=== Section Start ===
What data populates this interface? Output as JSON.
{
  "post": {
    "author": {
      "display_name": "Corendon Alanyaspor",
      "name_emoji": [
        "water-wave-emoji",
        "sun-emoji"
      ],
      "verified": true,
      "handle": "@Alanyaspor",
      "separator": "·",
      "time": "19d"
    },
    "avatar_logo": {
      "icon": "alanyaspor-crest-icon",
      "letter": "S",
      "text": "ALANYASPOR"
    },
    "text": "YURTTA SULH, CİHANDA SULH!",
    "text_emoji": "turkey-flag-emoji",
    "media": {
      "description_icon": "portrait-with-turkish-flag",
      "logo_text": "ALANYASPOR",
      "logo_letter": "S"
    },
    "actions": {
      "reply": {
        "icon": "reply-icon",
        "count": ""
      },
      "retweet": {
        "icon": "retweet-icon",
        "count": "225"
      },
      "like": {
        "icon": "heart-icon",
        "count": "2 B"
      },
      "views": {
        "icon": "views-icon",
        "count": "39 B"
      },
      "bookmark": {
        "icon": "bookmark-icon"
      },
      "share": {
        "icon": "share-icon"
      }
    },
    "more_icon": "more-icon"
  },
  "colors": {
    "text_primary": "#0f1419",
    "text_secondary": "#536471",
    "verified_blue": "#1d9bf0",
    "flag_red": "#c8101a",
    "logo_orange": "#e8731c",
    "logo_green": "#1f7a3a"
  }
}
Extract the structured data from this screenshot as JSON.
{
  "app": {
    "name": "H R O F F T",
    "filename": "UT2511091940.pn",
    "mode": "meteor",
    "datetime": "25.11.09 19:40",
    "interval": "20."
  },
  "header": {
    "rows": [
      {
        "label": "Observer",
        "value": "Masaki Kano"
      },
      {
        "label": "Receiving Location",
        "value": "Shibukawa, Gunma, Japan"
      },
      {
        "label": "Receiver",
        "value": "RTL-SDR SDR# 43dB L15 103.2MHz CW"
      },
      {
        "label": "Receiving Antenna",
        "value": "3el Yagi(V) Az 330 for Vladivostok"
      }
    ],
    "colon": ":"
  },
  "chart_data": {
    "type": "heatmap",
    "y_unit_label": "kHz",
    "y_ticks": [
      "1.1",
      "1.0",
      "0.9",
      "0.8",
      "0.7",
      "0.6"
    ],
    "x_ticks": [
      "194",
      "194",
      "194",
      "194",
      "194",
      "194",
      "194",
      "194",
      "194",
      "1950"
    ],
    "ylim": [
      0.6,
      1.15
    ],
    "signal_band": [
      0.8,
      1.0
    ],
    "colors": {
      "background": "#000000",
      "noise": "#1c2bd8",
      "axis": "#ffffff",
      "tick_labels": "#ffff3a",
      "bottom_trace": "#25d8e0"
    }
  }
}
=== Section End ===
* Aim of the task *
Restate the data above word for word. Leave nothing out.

* Written solution *
What data populates this interface? Output as JSON.
{
  "post": {
    "author": {
      "display_name": "Corendon Alanyaspor",
      "name_emoji": [
        "water-wave-emoji",
        "sun-emoji"
      ],
      "verified": true,
      "handle": "@Alanyaspor",
      "separator": "·",
      "time": "19d"
    },
    "avatar_logo": {
      "icon": "alanyaspor-crest-icon",
      "letter": "S",
      "text": "ALANYASPOR"
    },
    "text": "YURTTA SULH, CİHANDA SULH!",
    "text_emoji": "turkey-flag-emoji",
    "media": {
      "description_icon": "portrait-with-turkish-flag",
      "logo_text": "ALANYASPOR",
      "logo_letter": "S"
    },
    "actions": {
      "reply": {
        "icon": "reply-icon",
        "count": ""
      },
      "retweet": {
        "icon": "retweet-icon",
        "count": "225"
      },
      "like": {
        "icon": "heart-icon",
        "count": "2 B"
      },
      "views": {
        "icon": "views-icon",
        "count": "39 B"
      },
      "bookmark": {
        "icon": "bookmark-icon"
      },
      "share": {
        "icon": "share-icon"
      }
    },
    "more_icon": "more-icon"
  },
  "colors": {
    "text_primary": "#0f1419",
    "text_secondary": "#536471",
    "verified_blue": "#1d9bf0",
    "flag_red": "#c8101a",
    "logo_orange": "#e8731c",
    "logo_green": "#1f7a3a"
  }
}
Extract the structured data from this screenshot as JSON.
{
  "app": {
    "name": "H R O F F T",
    "filename": "UT2511091940.pn",
    "mode": "meteor",
    "datetime": "25.11.09 19:40",
    "interval": "20."
  },
  "header": {
    "rows": [
      {
        "label": "Observer",
        "value": "Masaki Kano"
      },
      {
        "label": "Receiving Location",
        "value": "Shibukawa, Gunma, Japan"
      },
      {
        "label": "Receiver",
        "value": "RTL-SDR SDR# 43dB L15 103.2MHz CW"
      },
      {
        "label": "Receiving Antenna",
        "value": "3el Yagi(V) Az 330 for Vladivostok"
      }
    ],
    "colon": ":"
  },
  "chart_data": {
    "type": "heatmap",
    "y_unit_label": "kHz",
    "y_ticks": [
      "1.1",
      "1.0",
      "0.9",
      "0.8",
      "0.7",
      "0.6"
    ],
    "x_ticks": [
      "194",
      "194",
      "194",
      "194",
      "194",
      "194",
      "194",
      "194",
      "194",
      "1950"
    ],
    "ylim": [
      0.6,
      1.15
    ],
    "signal_band": [
      0.8,
      1.0
    ],
    "colors": {
      "background": "#000000",
      "noise": "#1c2bd8",
      "axis": "#ffffff",
      "tick_labels": "#ffff3a",
      "bottom_trace": "#25d8e0"
    }
  }
}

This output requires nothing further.